With over 4 million wild animals and an unparalleled animal density of 430 species and subspecies per square kilometer, Tanzania offers a safari experience like no other. About 20% of Africa's large mammals call Tanzania home, making it a true paradise for nature enthusiasts and adventurers.

About our African art

Our collection of African art embodies the rich cultural heritage of the continent. Each piece has been handpicked by members of our team who have spent years immersing themselves in African trade, art and craft. 

We are passionate about sharing the stories behind our products, where they come from and how they are made. Please feel free to ask us more about the products we stock when you visit. We also encourage you to look for sources of information around the space, we are on a mission to expand our guests understanding of what we sell, offering insights into the history, craftsmanship and cultural significance of each piece. 

Our offerings are more than just items,
they’re stories waiting to be told.

African collectibles

Art, design and objects have played a vital role in Africa for millennia. Pieces like masks and statues are more than just decorative objects; they are windows into the rich tapestry of African culture, history, and spirituality.
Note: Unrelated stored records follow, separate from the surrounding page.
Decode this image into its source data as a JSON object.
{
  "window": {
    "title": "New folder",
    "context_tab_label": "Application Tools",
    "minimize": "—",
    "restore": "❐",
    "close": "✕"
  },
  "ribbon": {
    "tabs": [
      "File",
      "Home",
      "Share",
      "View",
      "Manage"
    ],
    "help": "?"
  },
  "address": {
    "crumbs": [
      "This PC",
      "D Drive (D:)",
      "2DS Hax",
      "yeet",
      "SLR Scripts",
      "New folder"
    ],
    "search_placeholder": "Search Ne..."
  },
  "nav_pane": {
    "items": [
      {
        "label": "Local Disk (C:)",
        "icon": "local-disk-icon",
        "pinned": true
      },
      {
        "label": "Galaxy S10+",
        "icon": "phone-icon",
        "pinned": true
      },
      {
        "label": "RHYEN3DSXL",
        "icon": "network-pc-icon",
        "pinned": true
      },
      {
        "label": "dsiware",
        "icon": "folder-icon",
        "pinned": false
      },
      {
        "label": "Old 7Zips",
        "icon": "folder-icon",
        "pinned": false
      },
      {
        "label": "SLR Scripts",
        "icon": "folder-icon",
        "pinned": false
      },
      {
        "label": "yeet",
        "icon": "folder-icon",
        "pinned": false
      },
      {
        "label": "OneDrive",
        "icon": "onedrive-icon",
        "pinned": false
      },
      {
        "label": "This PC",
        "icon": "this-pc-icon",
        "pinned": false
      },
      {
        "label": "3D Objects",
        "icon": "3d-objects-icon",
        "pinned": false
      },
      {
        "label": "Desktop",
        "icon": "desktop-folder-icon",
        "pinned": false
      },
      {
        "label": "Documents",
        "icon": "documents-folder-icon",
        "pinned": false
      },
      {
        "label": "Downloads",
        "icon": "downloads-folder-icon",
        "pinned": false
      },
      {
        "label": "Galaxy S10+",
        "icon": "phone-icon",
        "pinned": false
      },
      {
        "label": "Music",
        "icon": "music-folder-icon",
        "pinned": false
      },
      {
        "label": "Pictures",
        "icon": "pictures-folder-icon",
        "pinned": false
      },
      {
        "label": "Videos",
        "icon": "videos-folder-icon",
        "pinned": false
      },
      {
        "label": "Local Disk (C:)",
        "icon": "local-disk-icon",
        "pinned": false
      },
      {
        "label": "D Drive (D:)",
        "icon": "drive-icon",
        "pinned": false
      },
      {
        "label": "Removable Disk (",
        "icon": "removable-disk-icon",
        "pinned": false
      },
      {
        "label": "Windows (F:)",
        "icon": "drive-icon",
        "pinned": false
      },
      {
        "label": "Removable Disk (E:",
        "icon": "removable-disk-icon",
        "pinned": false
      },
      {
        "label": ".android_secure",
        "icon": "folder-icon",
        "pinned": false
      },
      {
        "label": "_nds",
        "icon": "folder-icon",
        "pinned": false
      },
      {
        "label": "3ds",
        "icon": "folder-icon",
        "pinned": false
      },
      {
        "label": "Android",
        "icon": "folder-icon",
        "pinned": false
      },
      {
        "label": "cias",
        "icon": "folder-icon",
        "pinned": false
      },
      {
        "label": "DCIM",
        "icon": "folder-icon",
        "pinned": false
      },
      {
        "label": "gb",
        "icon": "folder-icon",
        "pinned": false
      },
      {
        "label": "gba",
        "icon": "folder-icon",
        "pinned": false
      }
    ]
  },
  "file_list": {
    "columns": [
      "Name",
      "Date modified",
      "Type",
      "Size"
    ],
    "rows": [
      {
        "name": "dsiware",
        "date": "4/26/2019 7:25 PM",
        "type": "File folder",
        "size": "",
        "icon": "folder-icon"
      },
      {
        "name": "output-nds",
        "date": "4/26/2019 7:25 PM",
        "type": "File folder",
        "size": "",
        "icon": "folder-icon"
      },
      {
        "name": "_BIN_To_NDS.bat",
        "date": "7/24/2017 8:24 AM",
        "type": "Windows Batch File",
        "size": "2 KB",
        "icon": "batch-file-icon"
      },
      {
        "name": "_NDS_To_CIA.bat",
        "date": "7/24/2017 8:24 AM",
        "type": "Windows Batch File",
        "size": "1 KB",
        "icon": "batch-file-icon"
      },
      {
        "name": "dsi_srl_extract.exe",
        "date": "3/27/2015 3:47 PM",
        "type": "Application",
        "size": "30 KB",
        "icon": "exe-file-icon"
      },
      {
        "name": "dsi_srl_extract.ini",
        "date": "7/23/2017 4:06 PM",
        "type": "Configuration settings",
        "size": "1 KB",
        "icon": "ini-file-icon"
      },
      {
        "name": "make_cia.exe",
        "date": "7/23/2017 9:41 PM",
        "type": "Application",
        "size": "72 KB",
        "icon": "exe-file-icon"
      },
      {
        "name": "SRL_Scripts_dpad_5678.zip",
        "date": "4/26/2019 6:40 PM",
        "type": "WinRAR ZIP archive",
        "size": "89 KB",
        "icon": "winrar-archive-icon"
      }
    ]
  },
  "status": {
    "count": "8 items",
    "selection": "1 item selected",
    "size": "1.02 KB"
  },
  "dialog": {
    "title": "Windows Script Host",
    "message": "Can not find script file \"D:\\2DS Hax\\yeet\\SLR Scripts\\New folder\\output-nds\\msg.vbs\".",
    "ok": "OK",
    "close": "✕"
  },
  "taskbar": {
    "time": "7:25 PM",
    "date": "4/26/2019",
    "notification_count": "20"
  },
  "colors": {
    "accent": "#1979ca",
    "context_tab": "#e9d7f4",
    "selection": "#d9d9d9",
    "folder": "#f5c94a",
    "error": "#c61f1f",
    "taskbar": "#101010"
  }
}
These captivating artefacts tell stories of ancient traditions, spiritual beliefs, and the daily lives of the diverse cultures and communities that call this vast continent home.


Nestled within the heart of this continent lies a treasure trove of wondrous hand-made baskets. The attention to detail required to master this intricate skill makes it a range of products we will forever praise. This utilitarian craftsmanship is a feat of both artistic and functional mastery. 

Functional art

Deeply rooted in the historical traditions of diverse cultures across the Africa, functional art serves as a profound expression of beliefs, practices, and social structures. It encompasses a rich variety of artistic forms, each bearing unique aesthetics and symbolism. Notably, this art serves a dual purpose, combining functionality with artistic expression. From practical pottery to ornate weapons and tools, these creations are more than mere objects; they are essential components of everyday life, imbued with cultural significance. 


African textiles stand as vibrant and intricate reflections of the continent’s rich cultural tapestry. Woven with skill and adorned with bold, distinctive patterns and colours, these textiles serve not only as cloth but as powerful symbols of identity, heritage, and storytelling. Each thread weaves a narrative, connecting generations and preserving the unique traditions and histories of diverse African communities. Whether it’s the dazzling kente cloth of West Africa, the intricate mud cloth of Mali, or the vibrant kitenge fabric found throughout East and Central Africa, these textiles are a testament to the creativity and artistry that define African textile traditions.